Sometimes it seems like there’s nothing on which the #WritingCommunity can agree. I suppose it’s a microcosm of the whole of life – there’ll always be at least two sides to an issue and a spectrum of possible positions which ever side of the fence you sit. Assuming you’re not sitting on the fence itself of course.
Editing is one of those things that most writers seem to despise: you’ve got the first draft down on paper, it’s an incomplete mess, and now, somehow you’ve got to impose some kind of order. I have a bad habit of editing on the fly rather than trying just to write and get everything down – but that’s another story…Under the right circumstances (time, quiet, space) I actually quite enjoy editing. There’s something quite therapeutic about bringing order from chaos. That said, there are different kinds of editing. It’s tempting to think that it’s just about catching the typos, the split infinitives, and the fact that you’ve used a particular word three times in two pages (or even two paragraphs). But editing can also be about making sure that the thread of the story is complete, that the story is well balanced, that you don’t change a character’s name halfway through.
So far, I’ve had three very positive experiences working with editors to revise texts. The first was with Rachael Ritchie who helped enormously in getting ‘The Cave of Legix’ into shape for inclusion in The Crux Anthology. The second was working with Cally Worden of Enigma Editorial: Cally was the first professional editor that I have worked with to review a story that I had a particular destination in mind for. Whilst the story is yet to be published, that’s more down to me as I need to finish some extensive revisions, because Cally helped me to see where there were some significant flaws in the story. Don’t get me wrong – Cally was incredibly supportive, and made me feel that the story was worthwhile working on. Most recently, I’ve been working with Jaime and Liz of Cardigan Press to polish a short story for their debut anthology – they’re great at letting the writer’s individuality come through, but absolutely insistent that the writing is top quality.
I’ve previously mentioned that I sometimes use Hemingway Editor as part of an editing strategy, and Debs has done a great comparison of various routes to listening to what you’ve written. But today I thought it might be helpful to look at how to edit in terms in deploying various strategies to get into the text and tinker with the nuts and bolts of it. In fact, thinking about your text as a piece of machinery is not a bad way to go. We’re trying to get from the workshop, where there are wires that are the wrong length, redundant bits that were part of an initial concept, important bits that fall off because they’re not fixed down properly, to the sleek, elegant form that’s going to convince people to buy it.
Editing strategies are going to depend a little bit on how long the story is that you are trying to edit. Micro or flash fiction is obviously fairly easy to see what’s going on – your entire story might be less than one screen’s worth of words. Once you are over a couple of thousand words though, and certainly when you are talking about novella and novel length stories, it’s seldom a good idea to begin with a complete read-through straight off. Like any exercise, editing requires a warm up – whilst your writing muscles may be lovely and flexible from getting all the words down on the page, you will pull something if you try to dive straight into editing. You will be using a different set of muscles now.

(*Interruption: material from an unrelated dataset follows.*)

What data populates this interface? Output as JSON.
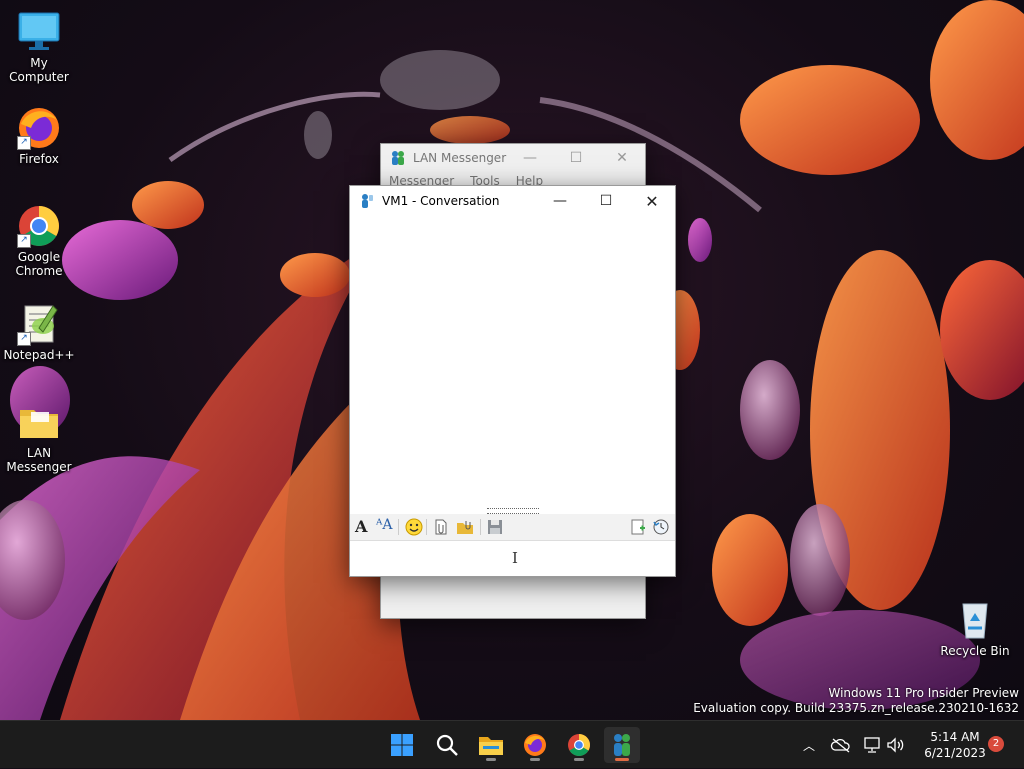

My warm up exercise for editing comes courtesy of Victoria Griffin and her ‘10 Red Flags‘. I work through the list sequentially: using ‘find’ I look for every instance of a particular word and delete if it’s unnecessary or revise the text as appropriate. This is also a handy way of dropping you into the narrative in random places and engaging with what you’ve written previously. What might have seemed like a lovely piece of text when you wrote it can be shown to be a bit flabby or unhelpful when you look at it again. Likewise, something that might have felt like you only put it in to fill a gap might be worth a second look. In either case, seeing it out of immediate context can be helpful in exposing flaws.
An extension of this first step is to check and see if you have any ‘crutch’ words – words that you use repeatedly for whatever reason. Last year we added Word Cloud to our list of Writer’s Resources, and I talked about how you might use it. It’s easy to generate a list of words and how many times they are used in the text. Again, find is your friend.
At some point, you will need to read through the whole thing, and you will probably need to do this more than once. Different people will have different takes on this, but, as an aside, I’m always surprised that people don’t turn on spelling and grammar features in their writing software of choice. It won’t catch everything, and it might flag things that you need to ignore, but I’ve always found it useful for catching a significant number of issues. Anyway, back to the read through. There is a temptation to try and and hack through as much as possible as you can in one go. This is rarely fruitful. Like any exercise, no matter how much you train, there is a limit. Whilst you might get over the finish line, do you really want to be figuratively (or perhaps literally?) vomiting because you’ve over done it? If you try to do too much, there will come a point at which you’re not doing yourself or your manuscript any favours. Depending on your style, concentration, and resolve, you might get through 500-1000 words in a session, but it might be better to think in terms of a scene, or even a time-limit. Twenty minutes is a good session time, and you can always come back to it after a quick brain-break.
If you’ll excuse me, I’ve just noticed that I’ve used the same word five times in one paragraph, so I’m off to do some editing…
But what about you? What are your top tips for editing?
©David Jesson, 2021